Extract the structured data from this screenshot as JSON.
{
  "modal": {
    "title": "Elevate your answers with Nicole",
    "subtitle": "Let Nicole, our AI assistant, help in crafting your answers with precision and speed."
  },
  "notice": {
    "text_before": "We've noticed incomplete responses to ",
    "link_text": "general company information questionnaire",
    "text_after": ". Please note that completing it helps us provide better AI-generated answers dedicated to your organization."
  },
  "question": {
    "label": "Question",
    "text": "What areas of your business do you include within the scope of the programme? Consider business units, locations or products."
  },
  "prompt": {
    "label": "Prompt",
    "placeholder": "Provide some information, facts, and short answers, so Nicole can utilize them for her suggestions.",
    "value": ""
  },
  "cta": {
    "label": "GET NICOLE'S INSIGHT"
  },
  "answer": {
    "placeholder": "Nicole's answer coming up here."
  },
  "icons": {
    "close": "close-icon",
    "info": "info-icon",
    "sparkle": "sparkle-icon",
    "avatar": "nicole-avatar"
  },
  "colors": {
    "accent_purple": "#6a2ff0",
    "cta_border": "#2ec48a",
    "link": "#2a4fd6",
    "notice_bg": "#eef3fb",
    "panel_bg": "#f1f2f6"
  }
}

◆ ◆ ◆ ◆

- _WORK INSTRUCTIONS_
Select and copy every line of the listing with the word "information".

- _RESULT OF THIS EXERCISE_
    "link_text": "general company information questionnaire",
    "placeholder": "Provide some information, facts, and short answers, so Nicole can utilize them for her suggestions.",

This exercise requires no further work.